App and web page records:
___

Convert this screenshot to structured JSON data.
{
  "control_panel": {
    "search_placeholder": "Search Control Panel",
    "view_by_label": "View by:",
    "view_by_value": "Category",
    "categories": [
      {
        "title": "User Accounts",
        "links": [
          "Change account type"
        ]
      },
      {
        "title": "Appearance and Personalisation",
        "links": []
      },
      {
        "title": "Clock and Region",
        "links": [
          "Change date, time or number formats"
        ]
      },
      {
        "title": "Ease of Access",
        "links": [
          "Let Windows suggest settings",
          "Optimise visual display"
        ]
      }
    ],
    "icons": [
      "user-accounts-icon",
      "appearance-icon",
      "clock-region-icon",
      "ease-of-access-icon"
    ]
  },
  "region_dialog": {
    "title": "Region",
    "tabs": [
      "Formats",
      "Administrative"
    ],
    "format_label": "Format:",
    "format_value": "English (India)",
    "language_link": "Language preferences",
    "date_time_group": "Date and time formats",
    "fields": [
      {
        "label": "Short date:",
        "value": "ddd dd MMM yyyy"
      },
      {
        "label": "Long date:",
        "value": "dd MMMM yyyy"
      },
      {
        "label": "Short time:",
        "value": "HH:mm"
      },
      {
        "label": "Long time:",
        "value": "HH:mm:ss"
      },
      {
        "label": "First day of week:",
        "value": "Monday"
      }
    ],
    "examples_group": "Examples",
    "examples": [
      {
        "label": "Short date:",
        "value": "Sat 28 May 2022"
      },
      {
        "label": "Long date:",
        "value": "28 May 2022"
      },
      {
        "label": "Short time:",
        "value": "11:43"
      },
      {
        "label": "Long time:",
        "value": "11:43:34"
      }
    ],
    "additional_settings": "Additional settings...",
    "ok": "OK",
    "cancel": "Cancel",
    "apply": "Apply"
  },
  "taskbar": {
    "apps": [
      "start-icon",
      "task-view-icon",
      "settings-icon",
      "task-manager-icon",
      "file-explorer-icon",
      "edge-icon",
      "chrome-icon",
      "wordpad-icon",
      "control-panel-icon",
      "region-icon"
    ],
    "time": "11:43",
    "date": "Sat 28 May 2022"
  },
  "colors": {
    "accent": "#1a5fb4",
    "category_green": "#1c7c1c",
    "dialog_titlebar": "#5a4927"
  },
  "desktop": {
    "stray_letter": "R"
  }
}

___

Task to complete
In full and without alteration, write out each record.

Result of this exercise
Convert this screenshot to structured JSON data.
{
  "control_panel": {
    "search_placeholder": "Search Control Panel",
    "view_by_label": "View by:",
    "view_by_value": "Category",
    "categories": [
      {
        "title": "User Accounts",
        "links": [
          "Change account type"
        ]
      },
      {
        "title": "Appearance and Personalisation",
        "links": []
      },
      {
        "title": "Clock and Region",
        "links": [
          "Change date, time or number formats"
        ]
      },
      {
        "title": "Ease of Access",
        "links": [
          "Let Windows suggest settings",
          "Optimise visual display"
        ]
      }
    ],
    "icons": [
      "user-accounts-icon",
      "appearance-icon",
      "clock-region-icon",
      "ease-of-access-icon"
    ]
  },
  "region_dialog": {
    "title": "Region",
    "tabs": [
      "Formats",
      "Administrative"
    ],
    "format_label": "Format:",
    "format_value": "English (India)",
    "language_link": "Language preferences",
    "date_time_group": "Date and time formats",
    "fields": [
      {
        "label": "Short date:",
        "value": "ddd dd MMM yyyy"
      },
      {
        "label": "Long date:",
        "value": "dd MMMM yyyy"
      },
      {
        "label": "Short time:",
        "value": "HH:mm"
      },
      {
        "label": "Long time:",
        "value": "HH:mm:ss"
      },
      {
        "label": "First day of week:",
        "value": "Monday"
      }
    ],
    "examples_group": "Examples",
    "examples": [
      {
        "label": "Short date:",
        "value": "Sat 28 May 2022"
      },
      {
        "label": "Long date:",
        "value": "28 May 2022"
      },
      {
        "label": "Short time:",
        "value": "11:43"
      },
      {
        "label": "Long time:",
        "value": "11:43:34"
      }
    ],
    "additional_settings": "Additional settings...",
    "ok": "OK",
    "cancel": "Cancel",
    "apply": "Apply"
  },
  "taskbar": {
    "apps": [
      "start-icon",
      "task-view-icon",
      "settings-icon",
      "task-manager-icon",
      "file-explorer-icon",
      "edge-icon",
      "chrome-icon",
      "wordpad-icon",
      "control-panel-icon",
      "region-icon"
    ],
    "time": "11:43",
    "date": "Sat 28 May 2022"
  },
  "colors": {
    "accent": "#1a5fb4",
    "category_green": "#1c7c1c",
    "dialog_titlebar": "#5a4927"
  },
  "desktop": {
    "stray_letter": "R"
  }
}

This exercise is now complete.